Owner name: CONCORD, INC., A CORP. OF ND
Free format text: ASSIGNMENT OF ASSIGNORS INTEREST.;ASSIGNOR:PHILIPENKO, HARRY M.;REEL/FRAME:005235/0165
Effective date: 19881231
|Jan 22, 1996||AS||Assignment|
Owner name: C.W., INC., NORTH DAKOTA
Free format text: ASSIGNMENT OF ASSIGNORS INTEREST;ASSIGNOR:CONCORD, INC.;REEL/FRAME:007773/0323
Effective date: 19960111
|Jan 23, 1996||AS||Assignment|
Owner name: AMITY TECHNOLOGY, LLC, NORTH DAKOTA

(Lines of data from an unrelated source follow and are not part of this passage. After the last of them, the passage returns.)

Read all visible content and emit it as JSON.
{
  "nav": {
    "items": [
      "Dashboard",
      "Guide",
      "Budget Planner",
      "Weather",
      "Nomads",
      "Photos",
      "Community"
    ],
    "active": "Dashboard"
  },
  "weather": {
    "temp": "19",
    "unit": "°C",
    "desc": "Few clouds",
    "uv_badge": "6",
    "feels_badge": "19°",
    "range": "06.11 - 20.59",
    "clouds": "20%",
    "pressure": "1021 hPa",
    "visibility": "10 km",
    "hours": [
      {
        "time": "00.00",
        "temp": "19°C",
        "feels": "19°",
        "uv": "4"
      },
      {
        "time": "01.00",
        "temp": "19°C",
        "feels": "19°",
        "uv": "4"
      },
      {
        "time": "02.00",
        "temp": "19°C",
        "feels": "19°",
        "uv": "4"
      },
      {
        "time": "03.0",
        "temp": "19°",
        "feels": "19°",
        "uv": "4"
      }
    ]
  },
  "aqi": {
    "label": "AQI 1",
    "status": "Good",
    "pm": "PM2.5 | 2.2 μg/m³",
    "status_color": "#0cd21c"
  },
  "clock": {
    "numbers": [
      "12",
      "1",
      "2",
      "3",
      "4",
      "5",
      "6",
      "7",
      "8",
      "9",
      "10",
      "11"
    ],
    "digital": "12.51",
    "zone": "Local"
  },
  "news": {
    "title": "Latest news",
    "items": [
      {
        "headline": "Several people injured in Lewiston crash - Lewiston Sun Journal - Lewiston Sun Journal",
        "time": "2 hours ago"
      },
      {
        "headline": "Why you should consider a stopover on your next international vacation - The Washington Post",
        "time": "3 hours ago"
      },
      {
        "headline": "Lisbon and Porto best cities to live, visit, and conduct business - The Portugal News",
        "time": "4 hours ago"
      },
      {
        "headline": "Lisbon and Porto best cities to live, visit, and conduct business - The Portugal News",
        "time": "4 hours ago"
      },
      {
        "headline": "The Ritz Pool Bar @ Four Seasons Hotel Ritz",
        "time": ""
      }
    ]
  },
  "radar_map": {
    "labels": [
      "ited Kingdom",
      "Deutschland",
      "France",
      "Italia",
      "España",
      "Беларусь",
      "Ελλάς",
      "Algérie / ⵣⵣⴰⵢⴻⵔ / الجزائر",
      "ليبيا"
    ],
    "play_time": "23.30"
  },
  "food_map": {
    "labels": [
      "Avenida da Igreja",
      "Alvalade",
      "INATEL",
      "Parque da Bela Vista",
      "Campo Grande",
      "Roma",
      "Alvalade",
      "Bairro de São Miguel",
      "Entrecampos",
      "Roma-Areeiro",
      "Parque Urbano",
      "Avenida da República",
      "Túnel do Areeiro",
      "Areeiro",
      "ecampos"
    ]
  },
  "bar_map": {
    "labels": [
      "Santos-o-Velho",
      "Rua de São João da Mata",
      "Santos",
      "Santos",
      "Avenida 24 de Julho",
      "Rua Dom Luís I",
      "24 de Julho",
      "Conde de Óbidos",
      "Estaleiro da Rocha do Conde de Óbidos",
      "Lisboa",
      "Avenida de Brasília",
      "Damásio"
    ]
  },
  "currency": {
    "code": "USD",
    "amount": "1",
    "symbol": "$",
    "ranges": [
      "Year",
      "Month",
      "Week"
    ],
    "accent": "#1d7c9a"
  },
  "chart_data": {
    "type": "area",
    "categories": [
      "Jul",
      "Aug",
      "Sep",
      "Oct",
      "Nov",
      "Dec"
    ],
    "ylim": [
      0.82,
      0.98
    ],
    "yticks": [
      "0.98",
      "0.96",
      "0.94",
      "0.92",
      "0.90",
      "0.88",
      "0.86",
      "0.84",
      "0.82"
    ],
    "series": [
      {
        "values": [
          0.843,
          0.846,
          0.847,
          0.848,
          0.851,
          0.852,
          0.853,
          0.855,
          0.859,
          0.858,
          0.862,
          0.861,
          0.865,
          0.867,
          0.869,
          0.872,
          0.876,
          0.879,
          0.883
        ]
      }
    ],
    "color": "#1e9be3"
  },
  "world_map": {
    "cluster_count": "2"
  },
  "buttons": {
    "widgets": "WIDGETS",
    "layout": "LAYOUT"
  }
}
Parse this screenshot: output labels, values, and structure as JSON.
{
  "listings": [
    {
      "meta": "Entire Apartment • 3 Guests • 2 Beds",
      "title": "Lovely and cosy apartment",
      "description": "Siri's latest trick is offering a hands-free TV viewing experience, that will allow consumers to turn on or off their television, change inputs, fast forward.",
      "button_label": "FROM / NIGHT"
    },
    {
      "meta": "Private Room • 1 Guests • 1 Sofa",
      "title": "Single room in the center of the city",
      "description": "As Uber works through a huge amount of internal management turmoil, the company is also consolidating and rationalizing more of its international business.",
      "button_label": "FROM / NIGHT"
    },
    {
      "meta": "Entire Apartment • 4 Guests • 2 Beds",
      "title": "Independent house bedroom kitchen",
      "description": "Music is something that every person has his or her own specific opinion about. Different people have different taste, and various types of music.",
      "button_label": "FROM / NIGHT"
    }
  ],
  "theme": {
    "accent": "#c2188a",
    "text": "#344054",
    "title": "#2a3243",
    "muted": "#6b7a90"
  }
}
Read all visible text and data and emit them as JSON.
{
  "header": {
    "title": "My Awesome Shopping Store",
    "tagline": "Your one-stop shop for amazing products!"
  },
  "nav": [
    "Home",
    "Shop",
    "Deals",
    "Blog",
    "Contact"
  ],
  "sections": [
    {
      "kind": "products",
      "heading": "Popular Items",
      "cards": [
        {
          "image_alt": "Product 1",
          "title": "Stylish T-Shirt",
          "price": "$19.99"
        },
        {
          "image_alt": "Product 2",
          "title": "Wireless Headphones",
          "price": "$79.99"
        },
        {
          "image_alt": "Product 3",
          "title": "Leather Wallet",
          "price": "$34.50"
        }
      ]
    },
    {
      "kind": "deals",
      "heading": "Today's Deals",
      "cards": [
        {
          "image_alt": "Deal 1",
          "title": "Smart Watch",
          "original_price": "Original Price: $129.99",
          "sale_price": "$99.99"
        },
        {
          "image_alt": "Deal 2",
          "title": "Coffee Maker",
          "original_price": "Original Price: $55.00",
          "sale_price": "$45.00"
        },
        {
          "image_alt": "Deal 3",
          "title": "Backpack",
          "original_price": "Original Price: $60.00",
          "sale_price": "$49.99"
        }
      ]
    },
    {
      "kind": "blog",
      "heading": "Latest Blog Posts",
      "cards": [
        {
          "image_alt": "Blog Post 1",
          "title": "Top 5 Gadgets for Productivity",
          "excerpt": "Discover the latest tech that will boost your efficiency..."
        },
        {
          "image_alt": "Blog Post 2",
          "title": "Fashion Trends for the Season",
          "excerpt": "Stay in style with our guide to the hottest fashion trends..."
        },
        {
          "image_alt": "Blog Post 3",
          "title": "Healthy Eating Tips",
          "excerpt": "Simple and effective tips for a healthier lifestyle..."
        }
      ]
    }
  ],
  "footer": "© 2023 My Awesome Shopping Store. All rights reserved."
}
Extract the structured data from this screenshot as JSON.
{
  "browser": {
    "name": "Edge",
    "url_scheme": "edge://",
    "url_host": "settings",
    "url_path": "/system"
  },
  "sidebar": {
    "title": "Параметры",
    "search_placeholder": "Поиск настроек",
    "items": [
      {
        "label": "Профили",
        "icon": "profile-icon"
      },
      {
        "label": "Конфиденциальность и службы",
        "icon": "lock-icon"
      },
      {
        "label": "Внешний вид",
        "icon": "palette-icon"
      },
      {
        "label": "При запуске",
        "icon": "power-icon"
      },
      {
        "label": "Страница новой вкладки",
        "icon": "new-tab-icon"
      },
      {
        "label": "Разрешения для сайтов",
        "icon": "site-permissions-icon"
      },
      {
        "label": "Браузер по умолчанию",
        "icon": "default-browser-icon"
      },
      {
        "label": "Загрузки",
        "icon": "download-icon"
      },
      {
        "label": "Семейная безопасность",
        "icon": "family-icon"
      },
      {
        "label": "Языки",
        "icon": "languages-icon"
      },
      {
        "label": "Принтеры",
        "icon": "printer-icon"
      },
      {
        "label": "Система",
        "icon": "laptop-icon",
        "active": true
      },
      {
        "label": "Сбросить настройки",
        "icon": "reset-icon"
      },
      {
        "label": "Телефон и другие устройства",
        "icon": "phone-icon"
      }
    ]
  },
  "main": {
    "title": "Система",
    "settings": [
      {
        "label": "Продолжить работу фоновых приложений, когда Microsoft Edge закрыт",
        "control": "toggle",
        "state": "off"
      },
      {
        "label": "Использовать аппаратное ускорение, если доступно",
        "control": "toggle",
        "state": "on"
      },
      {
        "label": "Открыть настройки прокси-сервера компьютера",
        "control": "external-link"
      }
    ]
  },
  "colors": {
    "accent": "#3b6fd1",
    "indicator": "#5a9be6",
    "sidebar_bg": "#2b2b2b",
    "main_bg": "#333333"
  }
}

Free format text: ASSIGNMENT OF ASSIGNORS INTEREST;ASSIGNOR:C.W., INC.;REEL/FRAME:007773/0383
Effective date: 19960111
|Jul 17, 1997||AS||Assignment|
Owner name: CEE, LLC, MINNESOTA
Free format text: ASSIGNMENT OF ASSIGNORS INTEREST;ASSIGNOR:AMITY TECHNOLOGY, LLC;REEL/FRAME:008621/0959
Effective date: 19970415